=== MATERIALS PROVIDED ===
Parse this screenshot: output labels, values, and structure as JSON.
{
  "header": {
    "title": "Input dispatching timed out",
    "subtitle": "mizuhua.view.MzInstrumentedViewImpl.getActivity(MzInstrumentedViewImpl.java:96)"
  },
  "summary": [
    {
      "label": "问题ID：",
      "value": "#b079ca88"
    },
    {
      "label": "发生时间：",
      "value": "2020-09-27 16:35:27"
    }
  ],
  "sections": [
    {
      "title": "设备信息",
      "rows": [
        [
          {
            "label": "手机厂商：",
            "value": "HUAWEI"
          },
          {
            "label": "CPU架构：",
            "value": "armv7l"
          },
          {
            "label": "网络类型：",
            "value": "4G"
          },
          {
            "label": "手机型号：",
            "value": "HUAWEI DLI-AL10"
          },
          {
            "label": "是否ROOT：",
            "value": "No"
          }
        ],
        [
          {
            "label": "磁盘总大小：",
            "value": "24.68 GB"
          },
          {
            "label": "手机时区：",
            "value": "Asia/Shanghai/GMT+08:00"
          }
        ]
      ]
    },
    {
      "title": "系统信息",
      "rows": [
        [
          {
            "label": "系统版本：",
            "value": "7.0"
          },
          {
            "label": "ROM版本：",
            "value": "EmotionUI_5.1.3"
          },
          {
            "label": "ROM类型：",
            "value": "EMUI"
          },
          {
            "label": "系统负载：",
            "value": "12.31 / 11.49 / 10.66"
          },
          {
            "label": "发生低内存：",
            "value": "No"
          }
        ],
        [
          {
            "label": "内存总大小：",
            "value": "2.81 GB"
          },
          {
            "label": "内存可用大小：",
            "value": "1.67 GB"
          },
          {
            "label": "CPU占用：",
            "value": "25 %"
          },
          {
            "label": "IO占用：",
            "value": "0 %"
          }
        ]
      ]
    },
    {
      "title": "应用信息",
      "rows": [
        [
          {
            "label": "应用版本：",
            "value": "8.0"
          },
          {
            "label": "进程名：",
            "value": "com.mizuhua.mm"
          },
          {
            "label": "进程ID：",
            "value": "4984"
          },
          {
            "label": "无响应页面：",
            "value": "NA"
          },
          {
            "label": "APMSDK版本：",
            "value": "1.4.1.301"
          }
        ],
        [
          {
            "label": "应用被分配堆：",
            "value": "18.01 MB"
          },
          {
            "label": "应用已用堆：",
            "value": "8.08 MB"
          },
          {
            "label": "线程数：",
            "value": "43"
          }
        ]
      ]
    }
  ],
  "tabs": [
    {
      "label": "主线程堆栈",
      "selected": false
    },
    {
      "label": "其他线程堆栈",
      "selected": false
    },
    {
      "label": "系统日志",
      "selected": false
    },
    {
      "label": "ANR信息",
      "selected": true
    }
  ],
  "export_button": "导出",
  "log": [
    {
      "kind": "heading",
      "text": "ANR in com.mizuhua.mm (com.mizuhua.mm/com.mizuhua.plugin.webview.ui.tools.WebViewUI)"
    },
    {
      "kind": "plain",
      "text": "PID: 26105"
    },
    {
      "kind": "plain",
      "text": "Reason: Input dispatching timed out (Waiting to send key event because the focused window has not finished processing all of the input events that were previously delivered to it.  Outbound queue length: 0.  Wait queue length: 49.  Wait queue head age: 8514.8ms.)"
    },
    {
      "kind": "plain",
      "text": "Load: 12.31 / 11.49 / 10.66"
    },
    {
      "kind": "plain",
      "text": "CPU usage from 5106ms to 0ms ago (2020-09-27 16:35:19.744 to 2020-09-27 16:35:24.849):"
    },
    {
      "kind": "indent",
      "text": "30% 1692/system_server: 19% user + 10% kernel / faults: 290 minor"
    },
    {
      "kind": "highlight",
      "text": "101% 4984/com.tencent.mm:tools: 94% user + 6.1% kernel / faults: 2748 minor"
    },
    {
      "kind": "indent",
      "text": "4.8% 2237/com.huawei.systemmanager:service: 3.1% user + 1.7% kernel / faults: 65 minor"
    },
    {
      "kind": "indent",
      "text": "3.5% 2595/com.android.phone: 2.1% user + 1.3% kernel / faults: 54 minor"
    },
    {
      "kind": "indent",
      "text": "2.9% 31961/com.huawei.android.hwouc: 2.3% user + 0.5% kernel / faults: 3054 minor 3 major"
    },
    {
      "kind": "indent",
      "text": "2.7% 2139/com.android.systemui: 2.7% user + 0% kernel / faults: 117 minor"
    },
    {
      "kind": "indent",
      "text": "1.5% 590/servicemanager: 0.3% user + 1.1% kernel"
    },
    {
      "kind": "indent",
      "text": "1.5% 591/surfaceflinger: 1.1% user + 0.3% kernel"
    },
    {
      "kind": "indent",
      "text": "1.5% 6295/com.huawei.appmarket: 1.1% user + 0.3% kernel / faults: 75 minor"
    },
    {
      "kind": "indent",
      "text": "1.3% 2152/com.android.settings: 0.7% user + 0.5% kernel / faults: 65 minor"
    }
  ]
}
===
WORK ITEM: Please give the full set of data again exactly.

FINISHED EXERCISE:
Parse this screenshot: output labels, values, and structure as JSON.
{
  "header": {
    "title": "Input dispatching timed out",
    "subtitle": "mizuhua.view.MzInstrumentedViewImpl.getActivity(MzInstrumentedViewImpl.java:96)"
  },
  "summary": [
    {
      "label": "问题ID：",
      "value": "#b079ca88"
    },
    {
      "label": "发生时间：",
      "value": "2020-09-27 16:35:27"
    }
  ],
  "sections": [
    {
      "title": "设备信息",
      "rows": [
        [
          {
            "label": "手机厂商：",
            "value": "HUAWEI"
          },
          {
            "label": "CPU架构：",
            "value": "armv7l"
          },
          {
            "label": "网络类型：",
            "value": "4G"
          },
          {
            "label": "手机型号：",
            "value": "HUAWEI DLI-AL10"
          },
          {
            "label": "是否ROOT：",
            "value": "No"
          }
        ],
        [
          {
            "label": "磁盘总大小：",
            "value": "24.68 GB"
          },
          {
            "label": "手机时区：",
            "value": "Asia/Shanghai/GMT+08:00"
          }
        ]
      ]
    },
    {
      "title": "系统信息",
      "rows": [
        [
          {
            "label": "系统版本：",
            "value": "7.0"
          },
          {
            "label": "ROM版本：",
            "value": "EmotionUI_5.1.3"
          },
          {
            "label": "ROM类型：",
            "value": "EMUI"
          },
          {
            "label": "系统负载：",
            "value": "12.31 / 11.49 / 10.66"
          },
          {
            "label": "发生低内存：",
            "value": "No"
          }
        ],
        [
          {
            "label": "内存总大小：",
            "value": "2.81 GB"
          },
          {
            "label": "内存可用大小：",
            "value": "1.67 GB"
          },
          {
            "label": "CPU占用：",
            "value": "25 %"
          },
          {
            "label": "IO占用：",
            "value": "0 %"
          }
        ]
      ]
    },
    {
      "title": "应用信息",
      "rows": [
        [
          {
            "label": "应用版本：",
            "value": "8.0"
          },
          {
            "label": "进程名：",
            "value": "com.mizuhua.mm"
          },
          {
            "label": "进程ID：",
            "value": "4984"
          },
          {
            "label": "无响应页面：",
            "value": "NA"
          },
          {
            "label": "APMSDK版本：",
            "value": "1.4.1.301"
          }
        ],
        [
          {
            "label": "应用被分配堆：",
            "value": "18.01 MB"
          },
          {
            "label": "应用已用堆：",
            "value": "8.08 MB"
          },
          {
            "label": "线程数：",
            "value": "43"
          }
        ]
      ]
    }
  ],
  "tabs": [
    {
      "label": "主线程堆栈",
      "selected": false
    },
    {
      "label": "其他线程堆栈",
      "selected": false
    },
    {
      "label": "系统日志",
      "selected": false
    },
    {
      "label": "ANR信息",
      "selected": true
    }
  ],
  "export_button": "导出",
  "log": [
    {
      "kind": "heading",
      "text": "ANR in com.mizuhua.mm (com.mizuhua.mm/com.mizuhua.plugin.webview.ui.tools.WebViewUI)"
    },
    {
      "kind": "plain",
      "text": "PID: 26105"
    },
    {
      "kind": "plain",
      "text": "Reason: Input dispatching timed out (Waiting to send key event because the focused window has not finished processing all of the input events that were previously delivered to it.  Outbound queue length: 0.  Wait queue length: 49.  Wait queue head age: 8514.8ms.)"
    },
    {
      "kind": "plain",
      "text": "Load: 12.31 / 11.49 / 10.66"
    },
    {
      "kind": "plain",
      "text": "CPU usage from 5106ms to 0ms ago (2020-09-27 16:35:19.744 to 2020-09-27 16:35:24.849):"
    },
    {
      "kind": "indent",
      "text": "30% 1692/system_server: 19% user + 10% kernel / faults: 290 minor"
    },
    {
      "kind": "highlight",
      "text": "101% 4984/com.tencent.mm:tools: 94% user + 6.1% kernel / faults: 2748 minor"
    },
    {
      "kind": "indent",
      "text": "4.8% 2237/com.huawei.systemmanager:service: 3.1% user + 1.7% kernel / faults: 65 minor"
    },
    {
      "kind": "indent",
      "text": "3.5% 2595/com.android.phone: 2.1% user + 1.3% kernel / faults: 54 minor"
    },
    {
      "kind": "indent",
      "text": "2.9% 31961/com.huawei.android.hwouc: 2.3% user + 0.5% kernel / faults: 3054 minor 3 major"
    },
    {
      "kind": "indent",
      "text": "2.7% 2139/com.android.systemui: 2.7% user + 0% kernel / faults: 117 minor"
    },
    {
      "kind": "indent",
      "text": "1.5% 590/servicemanager: 0.3% user + 1.1% kernel"
    },
    {
      "kind": "indent",
      "text": "1.5% 591/surfaceflinger: 1.1% user + 0.3% kernel"
    },
    {
      "kind": "indent",
      "text": "1.5% 6295/com.huawei.appmarket: 1.1% user + 0.3% kernel / faults: 75 minor"
    },
    {
      "kind": "indent",
      "text": "1.3% 2152/com.android.settings: 0.7% user + 0.5% kernel / faults: 65 minor"
    }
  ]
}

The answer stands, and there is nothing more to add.